GOAL OF THE EXERCISE:
Your answer should be one number: the count of lines below that contain "icon".

RAW DATA:
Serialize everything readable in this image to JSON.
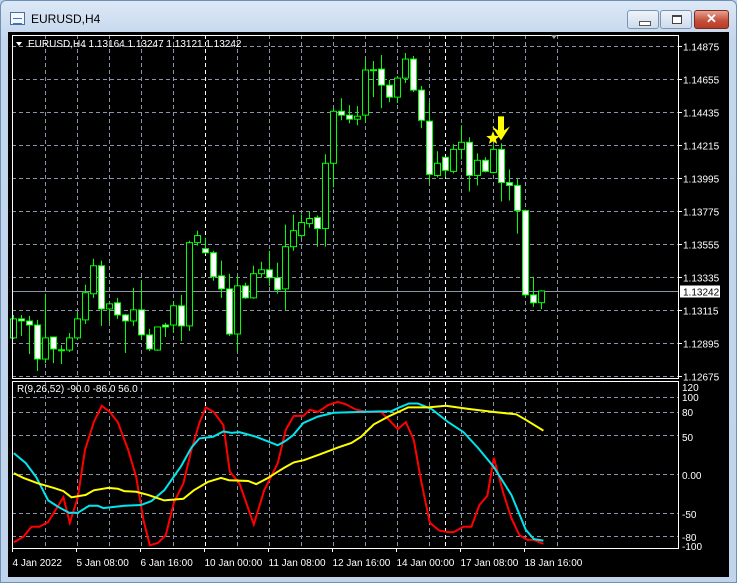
{
  "window": {
    "title": "EURUSD,H4",
    "minimize_icon": "minimize-icon",
    "maximize_icon": "maximize-icon",
    "close_icon": "close-icon"
  },
  "chart": {
    "header": "EURUSD,H4  1.13164 1.13247 1.13121 1.13242",
    "symbol": "EURUSD",
    "timeframe": "H4",
    "ohlc": {
      "open": "1.13164",
      "high": "1.13247",
      "low": "1.13121",
      "close": "1.13242"
    },
    "colors": {
      "background": "#000000",
      "candle_outline": "#00ff00",
      "bull_body": "#000000",
      "bear_body": "#ffffff",
      "grid": "#8a94a6",
      "current_price_line": "#8a94a6",
      "signal": "#ffff00"
    },
    "current_price_label": "1.13242",
    "current_price": 1.13242,
    "price_ticks": [
      "1.14875",
      "1.14655",
      "1.14435",
      "1.14215",
      "1.13995",
      "1.13775",
      "1.13555",
      "1.13335",
      "1.13115",
      "1.12895",
      "1.12675"
    ],
    "price_range": [
      1.12675,
      1.14875
    ],
    "time_labels": [
      {
        "bar": 0,
        "label": "4 Jan 2022"
      },
      {
        "bar": 8,
        "label": "5 Jan 08:00"
      },
      {
        "bar": 16,
        "label": "6 Jan 16:00"
      },
      {
        "bar": 24,
        "label": "10 Jan 00:00"
      },
      {
        "bar": 32,
        "label": "11 Jan 08:00"
      },
      {
        "bar": 40,
        "label": "12 Jan 16:00"
      },
      {
        "bar": 48,
        "label": "14 Jan 00:00"
      },
      {
        "bar": 56,
        "label": "17 Jan 08:00"
      },
      {
        "bar": 64,
        "label": "18 Jan 16:00"
      }
    ],
    "period_separators": [
      24,
      54
    ],
    "signals": [
      {
        "type": "star",
        "icon": "star-icon",
        "bar": 60,
        "price": 1.1426
      },
      {
        "type": "arrow-down",
        "icon": "arrow-down-icon",
        "bar": 61,
        "price": 1.14246
      }
    ],
    "candles_ohlc": [
      [
        1.12929,
        1.13082,
        1.12922,
        1.13056
      ],
      [
        1.13056,
        1.13082,
        1.12942,
        1.13042
      ],
      [
        1.13042,
        1.13076,
        1.12821,
        1.13015
      ],
      [
        1.13015,
        1.13049,
        1.12708,
        1.12788
      ],
      [
        1.12788,
        1.13223,
        1.12761,
        1.12929
      ],
      [
        1.12935,
        1.12935,
        1.12761,
        1.12855
      ],
      [
        1.12848,
        1.12882,
        1.12755,
        1.1285
      ],
      [
        1.12848,
        1.12962,
        1.12835,
        1.12929
      ],
      [
        1.12929,
        1.13102,
        1.12922,
        1.13056
      ],
      [
        1.13049,
        1.13283,
        1.13022,
        1.1323
      ],
      [
        1.13223,
        1.13457,
        1.13196,
        1.1341
      ],
      [
        1.1341,
        1.13444,
        1.13009,
        1.13122
      ],
      [
        1.13122,
        1.13156,
        1.13036,
        1.13156
      ],
      [
        1.13163,
        1.13196,
        1.13056,
        1.13082
      ],
      [
        1.13082,
        1.13089,
        1.12828,
        1.13042
      ],
      [
        1.13042,
        1.13263,
        1.13009,
        1.13116
      ],
      [
        1.13116,
        1.1331,
        1.12915,
        1.12949
      ],
      [
        1.12949,
        1.12989,
        1.12842,
        1.12855
      ],
      [
        1.12848,
        1.13002,
        1.12842,
        1.13002
      ],
      [
        1.13015,
        1.13029,
        1.12935,
        1.13002
      ],
      [
        1.13015,
        1.13176,
        1.12962,
        1.13143
      ],
      [
        1.13143,
        1.13216,
        1.12908,
        1.13009
      ],
      [
        1.13009,
        1.13577,
        1.12975,
        1.13564
      ],
      [
        1.13564,
        1.13644,
        1.13544,
        1.13611
      ],
      [
        1.13524,
        1.13597,
        1.1349,
        1.13497
      ],
      [
        1.13497,
        1.1351,
        1.1331,
        1.13337
      ],
      [
        1.13343,
        1.13444,
        1.13196,
        1.13256
      ],
      [
        1.13256,
        1.13357,
        1.12942,
        1.12955
      ],
      [
        1.12955,
        1.13343,
        1.12842,
        1.13276
      ],
      [
        1.13276,
        1.13296,
        1.13189,
        1.13196
      ],
      [
        1.13196,
        1.1341,
        1.13189,
        1.13357
      ],
      [
        1.13357,
        1.13437,
        1.1333,
        1.13383
      ],
      [
        1.13383,
        1.1351,
        1.13276,
        1.1333
      ],
      [
        1.1333,
        1.1343,
        1.13223,
        1.1325
      ],
      [
        1.13256,
        1.13684,
        1.13116,
        1.13537
      ],
      [
        1.13537,
        1.13751,
        1.1351,
        1.13644
      ],
      [
        1.13611,
        1.13751,
        1.13597,
        1.13698
      ],
      [
        1.13691,
        1.13771,
        1.13664,
        1.13725
      ],
      [
        1.13731,
        1.13745,
        1.13537,
        1.13658
      ],
      [
        1.13658,
        1.14153,
        1.13537,
        1.14093
      ],
      [
        1.14093,
        1.1446,
        1.13932,
        1.1444
      ],
      [
        1.1444,
        1.14527,
        1.1438,
        1.14414
      ],
      [
        1.14414,
        1.14481,
        1.1436,
        1.14387
      ],
      [
        1.14387,
        1.14474,
        1.14347,
        1.14407
      ],
      [
        1.14414,
        1.14788,
        1.14367,
        1.14715
      ],
      [
        1.14715,
        1.14775,
        1.14534,
        1.14717
      ],
      [
        1.14721,
        1.14815,
        1.1446,
        1.14614
      ],
      [
        1.14614,
        1.14648,
        1.14501,
        1.14534
      ],
      [
        1.14534,
        1.14675,
        1.14494,
        1.14661
      ],
      [
        1.14661,
        1.14828,
        1.14628,
        1.14788
      ],
      [
        1.14788,
        1.14808,
        1.14568,
        1.14581
      ],
      [
        1.14581,
        1.14608,
        1.14327,
        1.1438
      ],
      [
        1.14374,
        1.14501,
        1.13965,
        1.14019
      ],
      [
        1.14012,
        1.14173,
        1.13999,
        1.14093
      ],
      [
        1.14133,
        1.14133,
        1.13999,
        1.14046
      ],
      [
        1.14039,
        1.1422,
        1.14026,
        1.14186
      ],
      [
        1.14186,
        1.14347,
        1.14119,
        1.14233
      ],
      [
        1.14233,
        1.14267,
        1.13905,
        1.14012
      ],
      [
        1.14012,
        1.14159,
        1.13945,
        1.14113
      ],
      [
        1.14113,
        1.14133,
        1.14032,
        1.14039
      ],
      [
        1.14032,
        1.1422,
        1.14026,
        1.14186
      ],
      [
        1.14186,
        1.14226,
        1.13838,
        1.13965
      ],
      [
        1.13965,
        1.14052,
        1.13845,
        1.13945
      ],
      [
        1.13945,
        1.13992,
        1.13624,
        1.13778
      ],
      [
        1.13778,
        1.13785,
        1.13196,
        1.13216
      ],
      [
        1.13216,
        1.13337,
        1.13136,
        1.13163
      ],
      [
        1.13164,
        1.13247,
        1.13121,
        1.13242
      ]
    ]
  },
  "indicator": {
    "label": "R(9,26,52) -90.0 -86.0 56.0",
    "name": "R",
    "params": "9,26,52",
    "current_values": [
      "-90.0",
      "-86.0",
      "56.0"
    ],
    "ticks": [
      "120",
      "100",
      "80",
      "50",
      "0.00",
      "-50",
      "-80",
      "-100"
    ],
    "tick_values": [
      120,
      100,
      80,
      50,
      0,
      -50,
      -80,
      -100
    ],
    "grid_levels": [
      100,
      80,
      50,
      0,
      -50,
      -80
    ],
    "range": [
      -100,
      120
    ],
    "series": [
      {
        "color": "#ff0000",
        "points": [
          [
            0.1,
            -88
          ],
          [
            1.3,
            -81
          ],
          [
            2.3,
            -68
          ],
          [
            3.3,
            -68
          ],
          [
            4.4,
            -62
          ],
          [
            5.1,
            -50
          ],
          [
            6.3,
            -30
          ],
          [
            7.1,
            -63
          ],
          [
            8.1,
            -30
          ],
          [
            9,
            31
          ],
          [
            10.1,
            67
          ],
          [
            11.1,
            88
          ],
          [
            12.1,
            80
          ],
          [
            13.1,
            67
          ],
          [
            14.4,
            31
          ],
          [
            15.4,
            -4
          ],
          [
            16.3,
            -59
          ],
          [
            17.1,
            -92
          ],
          [
            18.1,
            -89
          ],
          [
            19.1,
            -79
          ],
          [
            20.1,
            -37
          ],
          [
            21.3,
            -12
          ],
          [
            22.3,
            31
          ],
          [
            23.3,
            66
          ],
          [
            24.1,
            86
          ],
          [
            25.1,
            80
          ],
          [
            26.3,
            63
          ],
          [
            27.1,
            3
          ],
          [
            28.3,
            -12
          ],
          [
            30.1,
            -65
          ],
          [
            31.4,
            -21
          ],
          [
            33.1,
            14
          ],
          [
            34.1,
            57
          ],
          [
            35.1,
            75
          ],
          [
            36.3,
            75
          ],
          [
            37.1,
            83
          ],
          [
            38.1,
            80
          ],
          [
            39.4,
            89
          ],
          [
            40.6,
            93
          ],
          [
            41.6,
            90
          ],
          [
            42.9,
            83
          ],
          [
            44.4,
            80
          ],
          [
            46,
            80
          ],
          [
            47,
            70
          ],
          [
            48.1,
            58
          ],
          [
            49.1,
            67
          ],
          [
            50.1,
            44
          ],
          [
            51,
            -8
          ],
          [
            52.1,
            -63
          ],
          [
            53.3,
            -73
          ],
          [
            54.4,
            -75
          ],
          [
            55.1,
            -75
          ],
          [
            56.3,
            -68
          ],
          [
            57.3,
            -68
          ],
          [
            58.3,
            -40
          ],
          [
            59.3,
            -28
          ],
          [
            60.1,
            21
          ],
          [
            61.3,
            -25
          ],
          [
            62.3,
            -57
          ],
          [
            63.3,
            -79
          ],
          [
            64.3,
            -85
          ],
          [
            65.1,
            -85
          ],
          [
            66.3,
            -90
          ]
        ]
      },
      {
        "color": "#00e5ee",
        "points": [
          [
            0.1,
            27
          ],
          [
            1.6,
            14
          ],
          [
            2.9,
            -4
          ],
          [
            4.4,
            -34
          ],
          [
            5.6,
            -42
          ],
          [
            7,
            -50
          ],
          [
            8.1,
            -50
          ],
          [
            9.5,
            -41
          ],
          [
            10.6,
            -41
          ],
          [
            11.3,
            -44
          ],
          [
            13.9,
            -41
          ],
          [
            16,
            -40
          ],
          [
            17.3,
            -35
          ],
          [
            18.9,
            -21
          ],
          [
            21,
            10
          ],
          [
            22.3,
            34
          ],
          [
            23.3,
            46
          ],
          [
            25,
            48
          ],
          [
            26.3,
            55
          ],
          [
            27.3,
            53
          ],
          [
            28.3,
            54
          ],
          [
            30.4,
            48
          ],
          [
            33.1,
            37
          ],
          [
            34.1,
            43
          ],
          [
            35,
            50
          ],
          [
            36.3,
            66
          ],
          [
            38.1,
            74
          ],
          [
            40.1,
            79
          ],
          [
            43.1,
            80
          ],
          [
            47.3,
            81
          ],
          [
            48.3,
            86
          ],
          [
            49.5,
            91
          ],
          [
            50.6,
            91
          ],
          [
            52.3,
            84
          ],
          [
            54.4,
            67
          ],
          [
            56.3,
            54
          ],
          [
            58.1,
            34
          ],
          [
            60.1,
            9
          ],
          [
            62.3,
            -27
          ],
          [
            64.1,
            -72
          ],
          [
            65.1,
            -84
          ],
          [
            66.3,
            -86
          ]
        ]
      },
      {
        "color": "#ffff00",
        "points": [
          [
            0.1,
            1
          ],
          [
            1.3,
            -5
          ],
          [
            3.1,
            -12
          ],
          [
            5.1,
            -18
          ],
          [
            6.3,
            -22
          ],
          [
            7.3,
            -30
          ],
          [
            9.1,
            -27
          ],
          [
            10.1,
            -21
          ],
          [
            11.9,
            -18
          ],
          [
            13.1,
            -19
          ],
          [
            13.9,
            -22
          ],
          [
            15.4,
            -23
          ],
          [
            16.9,
            -27
          ],
          [
            18.9,
            -34
          ],
          [
            21.3,
            -32
          ],
          [
            22.6,
            -21
          ],
          [
            24.4,
            -10
          ],
          [
            26,
            -5
          ],
          [
            27,
            -8
          ],
          [
            29.4,
            -9
          ],
          [
            30.4,
            -13
          ],
          [
            31.9,
            -5
          ],
          [
            33.1,
            3
          ],
          [
            33.9,
            8
          ],
          [
            35.1,
            15
          ],
          [
            36.4,
            18
          ],
          [
            38.5,
            26
          ],
          [
            40.6,
            34
          ],
          [
            42.3,
            40
          ],
          [
            43.5,
            48
          ],
          [
            45.1,
            64
          ],
          [
            46.9,
            74
          ],
          [
            49.4,
            86
          ],
          [
            51.9,
            86
          ],
          [
            54.1,
            88
          ],
          [
            56.9,
            84
          ],
          [
            60.1,
            80
          ],
          [
            62.9,
            77
          ],
          [
            64.1,
            70
          ],
          [
            66.3,
            56
          ]
        ]
      }
    ]
  }
}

YOUR RESPONSE:
5